WHAT YOU SHOULD DO: Bring together all lines from the listing below that contain the string "time".

DATA TO USE:

Segment Open

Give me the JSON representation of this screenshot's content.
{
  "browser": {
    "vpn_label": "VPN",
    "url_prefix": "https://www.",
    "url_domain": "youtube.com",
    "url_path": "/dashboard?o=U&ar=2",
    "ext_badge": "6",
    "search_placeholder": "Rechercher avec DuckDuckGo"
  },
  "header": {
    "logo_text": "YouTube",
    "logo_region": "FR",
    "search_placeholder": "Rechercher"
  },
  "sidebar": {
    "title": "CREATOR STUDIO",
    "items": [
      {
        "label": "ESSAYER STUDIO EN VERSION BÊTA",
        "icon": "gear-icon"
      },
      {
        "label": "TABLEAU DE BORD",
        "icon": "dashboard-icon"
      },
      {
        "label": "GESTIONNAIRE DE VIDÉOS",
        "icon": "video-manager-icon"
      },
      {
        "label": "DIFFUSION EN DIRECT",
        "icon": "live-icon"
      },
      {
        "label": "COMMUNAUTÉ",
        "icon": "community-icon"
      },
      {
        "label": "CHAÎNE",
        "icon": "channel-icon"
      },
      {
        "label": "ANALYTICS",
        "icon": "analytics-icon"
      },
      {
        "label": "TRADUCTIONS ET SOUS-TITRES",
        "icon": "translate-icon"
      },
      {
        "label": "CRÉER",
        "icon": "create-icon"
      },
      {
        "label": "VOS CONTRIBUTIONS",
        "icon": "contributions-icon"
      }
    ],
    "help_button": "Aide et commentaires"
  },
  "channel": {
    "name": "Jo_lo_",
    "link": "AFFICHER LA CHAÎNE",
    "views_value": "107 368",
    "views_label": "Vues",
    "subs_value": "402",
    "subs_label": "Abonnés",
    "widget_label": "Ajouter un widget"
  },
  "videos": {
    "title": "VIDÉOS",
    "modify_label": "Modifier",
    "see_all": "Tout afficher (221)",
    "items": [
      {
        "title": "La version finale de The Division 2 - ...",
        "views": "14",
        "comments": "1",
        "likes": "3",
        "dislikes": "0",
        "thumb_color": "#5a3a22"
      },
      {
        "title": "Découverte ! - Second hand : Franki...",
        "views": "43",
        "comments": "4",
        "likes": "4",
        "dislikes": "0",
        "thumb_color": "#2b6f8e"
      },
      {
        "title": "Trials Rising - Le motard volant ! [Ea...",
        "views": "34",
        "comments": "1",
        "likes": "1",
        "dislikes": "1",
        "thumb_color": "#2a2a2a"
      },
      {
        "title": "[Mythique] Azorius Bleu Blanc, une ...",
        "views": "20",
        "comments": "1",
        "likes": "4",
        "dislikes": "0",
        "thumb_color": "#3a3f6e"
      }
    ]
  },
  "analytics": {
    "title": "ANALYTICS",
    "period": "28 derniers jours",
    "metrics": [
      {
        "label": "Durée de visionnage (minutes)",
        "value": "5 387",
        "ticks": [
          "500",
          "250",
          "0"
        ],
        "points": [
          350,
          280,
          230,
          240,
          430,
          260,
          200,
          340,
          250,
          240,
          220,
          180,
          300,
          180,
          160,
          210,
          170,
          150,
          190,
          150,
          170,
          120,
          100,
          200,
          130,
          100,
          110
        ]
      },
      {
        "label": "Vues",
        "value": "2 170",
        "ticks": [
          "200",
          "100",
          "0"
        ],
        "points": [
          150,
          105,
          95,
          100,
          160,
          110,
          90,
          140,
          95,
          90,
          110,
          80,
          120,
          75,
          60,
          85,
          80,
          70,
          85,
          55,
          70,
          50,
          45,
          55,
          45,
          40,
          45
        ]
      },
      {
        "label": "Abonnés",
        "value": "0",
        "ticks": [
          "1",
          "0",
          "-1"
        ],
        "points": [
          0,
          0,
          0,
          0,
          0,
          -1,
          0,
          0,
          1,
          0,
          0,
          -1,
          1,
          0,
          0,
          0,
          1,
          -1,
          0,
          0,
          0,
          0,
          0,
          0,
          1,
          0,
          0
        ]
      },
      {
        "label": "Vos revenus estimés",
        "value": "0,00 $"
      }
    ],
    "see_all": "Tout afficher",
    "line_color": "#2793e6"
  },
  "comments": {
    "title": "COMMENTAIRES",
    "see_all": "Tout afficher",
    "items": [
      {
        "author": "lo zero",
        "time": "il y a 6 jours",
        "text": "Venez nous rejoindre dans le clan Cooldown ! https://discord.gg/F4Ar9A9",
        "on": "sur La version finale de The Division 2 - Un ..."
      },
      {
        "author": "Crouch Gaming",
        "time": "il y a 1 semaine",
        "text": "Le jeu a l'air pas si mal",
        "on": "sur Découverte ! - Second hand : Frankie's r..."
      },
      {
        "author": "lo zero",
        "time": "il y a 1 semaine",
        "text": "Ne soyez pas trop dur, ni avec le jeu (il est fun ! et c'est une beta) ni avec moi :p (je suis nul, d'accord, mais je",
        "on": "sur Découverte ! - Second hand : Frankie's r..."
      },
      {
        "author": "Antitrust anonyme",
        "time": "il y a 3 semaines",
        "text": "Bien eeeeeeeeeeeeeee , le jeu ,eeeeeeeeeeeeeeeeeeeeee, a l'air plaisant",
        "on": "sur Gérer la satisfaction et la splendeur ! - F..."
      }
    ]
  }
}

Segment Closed

TASK ANSWER:
        "time": "il y a 6 jours",
        "time": "il y a 1 semaine",
        "time": "il y a 1 semaine",
        "time": "il y a 3 semaines",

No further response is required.